So why am I repelled by the word “try”? I know from my personal experience that if people want to do something in their professional or personal lives, they make it happen. If people want something bad enough, the move Heaven and Earth to make it happen. “Try” is a common word many people often use to absolve ourselves of the commitment to succeed. Maybe we do not believe it is possible due to our lack of skills, knowledge, resources or necessary help, but we lack the courage to tell someone. Sometimes we say “try”, to satisfy people in order to make them leave us alone. “Try” allows people to tell me things they believe I want to hear, but have no intention on making real.
So let’s make this a little more real with an example from my personal life. I have lost 20 pounds and I can tell you it is VERY hard to do. If I were to say, “I am going to try and lose 20 pounds in four months” and I do not achieve my goal, a common response might be, “Well…I did all I could. I tried hard, but there were so many things out of my control, so it just was not possible.” In this situation, I was simply a passive actor at the mercy of forces beyond my control.
If I say to myself, “I will lose 20 pounds in four months”, then how I think and act in this situation is very different. First, I am an actor in this situation committed to this outcome. As a result, I act differently when confronted with challenges and obstacles. Second, I will make sacrifices because I am committed to the the outcome. You have to be truly committed to the goal of losing 20 pounds because in order to change your health in such a radical way. A weak tea “try” is not going to sustain as you rethink all your habits around food and exercise. These are patterns of behavior are built into us from a very young age and we respond to them like an autopilot. You must concentrate and mindful of how you eat and exercise or you will not reach the goal of losing 20 pounds.
This is why I ask people for their commitments in Scrum. In order to succeed with Scrum and develop real connections with your peers and your work, you must concentrate and be mindful. When asked to make a commitment, I want people think through the consequences of their choices and act with intention. I am completely OK with people saying “no” since if people do not have the option of saying”no” it is not a choice. One cannot demand a commitments from others nor coerce them with pressure since whatever is offered would not be a true commitment because it was not freely offered.
I want to thank all my partners on twitter (@tobiasmayer, @ronjeffries, @davenicolette, @adamyuret, @neil_killick and @woodyzuill) who helped me focus this topic in my mind.
Great focusing! I enjoyed this, and like The Three Commitments you identify. Very succinct and clear. Be cool to see three new essays spin off from this beginning, each to dive deeper into one of the three commitments.

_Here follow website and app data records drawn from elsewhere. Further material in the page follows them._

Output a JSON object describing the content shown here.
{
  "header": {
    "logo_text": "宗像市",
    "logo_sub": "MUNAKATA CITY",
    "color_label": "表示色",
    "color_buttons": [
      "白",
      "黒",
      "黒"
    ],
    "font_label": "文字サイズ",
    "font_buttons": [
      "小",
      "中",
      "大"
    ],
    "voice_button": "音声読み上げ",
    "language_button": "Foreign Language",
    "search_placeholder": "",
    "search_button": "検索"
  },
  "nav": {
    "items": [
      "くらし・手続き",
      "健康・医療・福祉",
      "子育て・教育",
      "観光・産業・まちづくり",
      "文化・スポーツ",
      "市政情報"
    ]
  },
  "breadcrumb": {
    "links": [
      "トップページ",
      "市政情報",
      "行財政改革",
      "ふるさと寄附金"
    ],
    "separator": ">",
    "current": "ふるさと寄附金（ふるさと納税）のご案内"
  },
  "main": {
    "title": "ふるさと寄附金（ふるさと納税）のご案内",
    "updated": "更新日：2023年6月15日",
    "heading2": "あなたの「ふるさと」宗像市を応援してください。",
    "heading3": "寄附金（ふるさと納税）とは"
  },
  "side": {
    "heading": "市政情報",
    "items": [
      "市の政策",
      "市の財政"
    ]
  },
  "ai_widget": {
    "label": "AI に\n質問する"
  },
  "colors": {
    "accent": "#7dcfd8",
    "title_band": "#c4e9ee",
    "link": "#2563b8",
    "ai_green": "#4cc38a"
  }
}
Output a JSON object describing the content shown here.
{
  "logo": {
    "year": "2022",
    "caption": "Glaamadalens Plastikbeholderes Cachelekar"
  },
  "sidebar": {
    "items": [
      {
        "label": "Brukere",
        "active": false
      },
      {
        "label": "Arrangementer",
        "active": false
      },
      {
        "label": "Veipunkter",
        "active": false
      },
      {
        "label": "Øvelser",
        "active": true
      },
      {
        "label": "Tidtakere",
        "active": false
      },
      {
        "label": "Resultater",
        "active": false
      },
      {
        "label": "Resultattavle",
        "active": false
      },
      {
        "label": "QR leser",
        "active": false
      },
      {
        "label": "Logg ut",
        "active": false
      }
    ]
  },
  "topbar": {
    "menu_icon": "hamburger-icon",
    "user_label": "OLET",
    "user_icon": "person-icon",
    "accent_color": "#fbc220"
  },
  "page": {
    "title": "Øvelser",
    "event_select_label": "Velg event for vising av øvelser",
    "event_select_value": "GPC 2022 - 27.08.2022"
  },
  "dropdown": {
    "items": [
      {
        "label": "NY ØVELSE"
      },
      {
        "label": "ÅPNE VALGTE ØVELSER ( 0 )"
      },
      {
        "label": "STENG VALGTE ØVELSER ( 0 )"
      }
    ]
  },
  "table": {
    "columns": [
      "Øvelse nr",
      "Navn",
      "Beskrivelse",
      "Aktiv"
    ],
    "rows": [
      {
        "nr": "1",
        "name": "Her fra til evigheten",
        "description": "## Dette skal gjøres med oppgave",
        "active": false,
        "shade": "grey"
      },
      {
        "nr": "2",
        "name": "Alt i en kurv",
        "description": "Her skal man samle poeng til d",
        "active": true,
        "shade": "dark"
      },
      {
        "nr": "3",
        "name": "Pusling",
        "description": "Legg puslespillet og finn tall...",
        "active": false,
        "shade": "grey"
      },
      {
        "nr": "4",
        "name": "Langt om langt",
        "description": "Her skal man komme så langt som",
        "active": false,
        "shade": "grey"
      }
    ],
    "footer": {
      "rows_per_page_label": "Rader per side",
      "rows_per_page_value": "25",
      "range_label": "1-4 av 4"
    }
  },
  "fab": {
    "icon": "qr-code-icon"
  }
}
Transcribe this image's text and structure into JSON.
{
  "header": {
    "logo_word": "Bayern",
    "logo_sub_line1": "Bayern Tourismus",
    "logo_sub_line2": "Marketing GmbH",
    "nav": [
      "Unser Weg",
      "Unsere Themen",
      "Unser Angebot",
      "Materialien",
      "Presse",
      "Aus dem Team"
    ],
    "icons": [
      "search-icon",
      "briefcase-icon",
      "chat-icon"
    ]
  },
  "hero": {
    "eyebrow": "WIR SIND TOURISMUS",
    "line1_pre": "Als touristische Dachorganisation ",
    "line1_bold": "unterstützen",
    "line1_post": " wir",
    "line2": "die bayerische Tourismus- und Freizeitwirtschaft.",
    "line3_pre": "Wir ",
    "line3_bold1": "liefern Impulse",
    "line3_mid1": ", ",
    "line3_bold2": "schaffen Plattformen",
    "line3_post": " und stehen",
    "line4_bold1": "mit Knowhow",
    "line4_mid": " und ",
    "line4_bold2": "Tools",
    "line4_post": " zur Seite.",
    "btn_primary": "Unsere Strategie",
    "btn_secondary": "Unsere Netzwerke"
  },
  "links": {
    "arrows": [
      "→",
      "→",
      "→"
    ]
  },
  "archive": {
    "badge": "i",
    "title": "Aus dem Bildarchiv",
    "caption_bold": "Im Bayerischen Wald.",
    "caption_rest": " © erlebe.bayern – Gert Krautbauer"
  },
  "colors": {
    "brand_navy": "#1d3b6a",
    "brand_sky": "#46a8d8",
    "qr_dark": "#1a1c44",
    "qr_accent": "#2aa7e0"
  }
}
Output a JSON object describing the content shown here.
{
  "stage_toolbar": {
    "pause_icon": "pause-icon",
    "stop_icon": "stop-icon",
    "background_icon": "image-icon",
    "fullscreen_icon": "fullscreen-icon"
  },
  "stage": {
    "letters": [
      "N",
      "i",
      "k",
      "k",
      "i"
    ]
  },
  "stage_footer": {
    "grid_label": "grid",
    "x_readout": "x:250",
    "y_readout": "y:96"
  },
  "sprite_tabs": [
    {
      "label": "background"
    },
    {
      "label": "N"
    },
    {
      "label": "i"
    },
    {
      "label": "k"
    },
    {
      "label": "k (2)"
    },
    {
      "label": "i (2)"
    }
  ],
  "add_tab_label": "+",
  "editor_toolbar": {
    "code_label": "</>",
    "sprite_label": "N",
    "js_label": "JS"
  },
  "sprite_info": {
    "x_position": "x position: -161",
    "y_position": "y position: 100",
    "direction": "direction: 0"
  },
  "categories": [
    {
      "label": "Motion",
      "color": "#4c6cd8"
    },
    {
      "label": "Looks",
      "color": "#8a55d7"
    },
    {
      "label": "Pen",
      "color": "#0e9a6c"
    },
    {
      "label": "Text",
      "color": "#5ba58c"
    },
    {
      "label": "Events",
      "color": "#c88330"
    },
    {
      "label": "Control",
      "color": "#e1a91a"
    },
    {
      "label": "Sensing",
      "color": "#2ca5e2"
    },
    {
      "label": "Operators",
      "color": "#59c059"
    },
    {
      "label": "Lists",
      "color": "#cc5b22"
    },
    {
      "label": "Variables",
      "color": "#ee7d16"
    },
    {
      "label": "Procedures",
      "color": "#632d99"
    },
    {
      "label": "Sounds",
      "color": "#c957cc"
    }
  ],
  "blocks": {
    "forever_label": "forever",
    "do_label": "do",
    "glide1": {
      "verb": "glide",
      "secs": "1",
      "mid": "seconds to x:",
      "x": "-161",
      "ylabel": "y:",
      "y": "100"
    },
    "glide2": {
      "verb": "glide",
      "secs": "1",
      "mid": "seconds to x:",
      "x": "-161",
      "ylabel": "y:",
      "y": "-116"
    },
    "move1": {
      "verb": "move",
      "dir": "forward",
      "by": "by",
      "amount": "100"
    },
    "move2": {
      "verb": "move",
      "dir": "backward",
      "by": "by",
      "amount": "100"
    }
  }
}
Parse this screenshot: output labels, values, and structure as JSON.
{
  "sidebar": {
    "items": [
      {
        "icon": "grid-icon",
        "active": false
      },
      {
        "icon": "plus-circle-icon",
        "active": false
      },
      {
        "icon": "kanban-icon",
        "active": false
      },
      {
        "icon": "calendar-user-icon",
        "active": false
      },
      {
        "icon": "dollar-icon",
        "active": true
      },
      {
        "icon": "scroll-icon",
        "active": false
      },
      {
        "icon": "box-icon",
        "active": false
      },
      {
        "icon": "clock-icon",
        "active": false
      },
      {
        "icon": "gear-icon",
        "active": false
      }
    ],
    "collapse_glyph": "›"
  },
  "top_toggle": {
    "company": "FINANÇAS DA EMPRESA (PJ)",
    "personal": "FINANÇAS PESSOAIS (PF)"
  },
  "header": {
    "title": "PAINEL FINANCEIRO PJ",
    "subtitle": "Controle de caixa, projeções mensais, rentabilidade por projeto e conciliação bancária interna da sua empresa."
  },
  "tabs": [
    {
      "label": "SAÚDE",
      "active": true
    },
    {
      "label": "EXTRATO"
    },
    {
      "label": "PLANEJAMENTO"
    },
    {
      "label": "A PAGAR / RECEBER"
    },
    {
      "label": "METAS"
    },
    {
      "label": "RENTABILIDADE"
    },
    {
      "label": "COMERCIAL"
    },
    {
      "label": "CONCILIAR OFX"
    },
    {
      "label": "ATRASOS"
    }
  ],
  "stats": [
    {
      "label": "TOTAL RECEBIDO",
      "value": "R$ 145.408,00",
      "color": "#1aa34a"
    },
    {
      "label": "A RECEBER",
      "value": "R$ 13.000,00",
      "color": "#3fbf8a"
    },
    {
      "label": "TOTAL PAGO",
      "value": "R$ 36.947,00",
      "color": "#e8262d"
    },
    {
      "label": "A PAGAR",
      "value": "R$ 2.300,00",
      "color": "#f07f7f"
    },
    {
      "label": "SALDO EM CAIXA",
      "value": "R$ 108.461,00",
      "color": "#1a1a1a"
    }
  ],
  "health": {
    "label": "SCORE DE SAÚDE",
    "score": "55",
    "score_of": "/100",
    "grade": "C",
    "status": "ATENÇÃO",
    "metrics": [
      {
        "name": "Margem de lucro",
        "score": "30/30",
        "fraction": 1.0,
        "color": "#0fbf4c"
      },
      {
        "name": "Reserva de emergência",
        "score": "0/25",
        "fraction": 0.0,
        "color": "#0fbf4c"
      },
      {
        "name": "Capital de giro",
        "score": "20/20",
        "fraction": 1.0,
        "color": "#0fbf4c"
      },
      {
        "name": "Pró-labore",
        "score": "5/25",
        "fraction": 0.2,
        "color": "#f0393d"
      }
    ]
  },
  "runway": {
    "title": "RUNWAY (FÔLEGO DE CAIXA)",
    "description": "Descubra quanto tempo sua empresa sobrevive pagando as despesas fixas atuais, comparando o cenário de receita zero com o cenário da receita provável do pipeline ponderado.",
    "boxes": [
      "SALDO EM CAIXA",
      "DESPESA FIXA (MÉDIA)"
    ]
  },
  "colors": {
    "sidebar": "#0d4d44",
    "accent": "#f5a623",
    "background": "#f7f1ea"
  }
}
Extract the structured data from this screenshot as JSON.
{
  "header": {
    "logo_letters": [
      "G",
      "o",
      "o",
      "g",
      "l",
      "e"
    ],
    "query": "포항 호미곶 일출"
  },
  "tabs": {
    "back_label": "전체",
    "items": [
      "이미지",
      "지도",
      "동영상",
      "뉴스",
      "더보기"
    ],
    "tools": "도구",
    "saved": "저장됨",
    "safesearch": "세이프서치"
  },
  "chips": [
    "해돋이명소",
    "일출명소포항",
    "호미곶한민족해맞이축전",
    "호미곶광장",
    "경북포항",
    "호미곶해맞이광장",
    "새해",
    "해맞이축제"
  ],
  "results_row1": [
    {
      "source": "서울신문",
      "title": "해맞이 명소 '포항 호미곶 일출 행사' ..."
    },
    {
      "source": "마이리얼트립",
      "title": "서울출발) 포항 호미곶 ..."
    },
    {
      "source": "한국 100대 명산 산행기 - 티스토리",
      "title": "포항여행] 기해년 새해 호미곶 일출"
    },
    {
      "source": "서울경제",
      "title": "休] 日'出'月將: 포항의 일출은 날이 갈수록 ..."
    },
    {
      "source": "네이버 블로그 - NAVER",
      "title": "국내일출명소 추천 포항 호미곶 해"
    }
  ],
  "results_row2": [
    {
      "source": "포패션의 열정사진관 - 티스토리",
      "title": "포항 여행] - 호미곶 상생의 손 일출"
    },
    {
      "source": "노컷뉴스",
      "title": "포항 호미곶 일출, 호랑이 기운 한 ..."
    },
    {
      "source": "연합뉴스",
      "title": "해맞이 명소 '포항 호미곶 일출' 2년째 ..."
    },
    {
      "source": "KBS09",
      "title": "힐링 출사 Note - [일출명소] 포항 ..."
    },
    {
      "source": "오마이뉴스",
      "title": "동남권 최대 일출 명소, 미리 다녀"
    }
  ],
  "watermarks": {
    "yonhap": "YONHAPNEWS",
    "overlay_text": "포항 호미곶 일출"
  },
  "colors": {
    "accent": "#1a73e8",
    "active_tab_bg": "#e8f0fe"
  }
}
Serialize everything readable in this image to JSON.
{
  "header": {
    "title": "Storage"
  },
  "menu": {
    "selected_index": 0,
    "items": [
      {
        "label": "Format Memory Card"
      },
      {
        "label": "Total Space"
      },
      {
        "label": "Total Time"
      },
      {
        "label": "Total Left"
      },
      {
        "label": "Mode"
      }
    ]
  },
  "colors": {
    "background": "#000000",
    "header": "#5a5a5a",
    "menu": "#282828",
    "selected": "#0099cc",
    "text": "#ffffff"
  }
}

Right on! 100% agree with you. I’ve been preaching this message for a long time.
Great to hear it from someone else.
@Tobias – thank you for pointing out the commitment to quality. I like the idea of working on three separate essays, but when to write them….
@John – glad you like the article and glad to help out.
I liked it too. But what are pounds in metric?
@Craig – 20 pounds is about 10 kilos.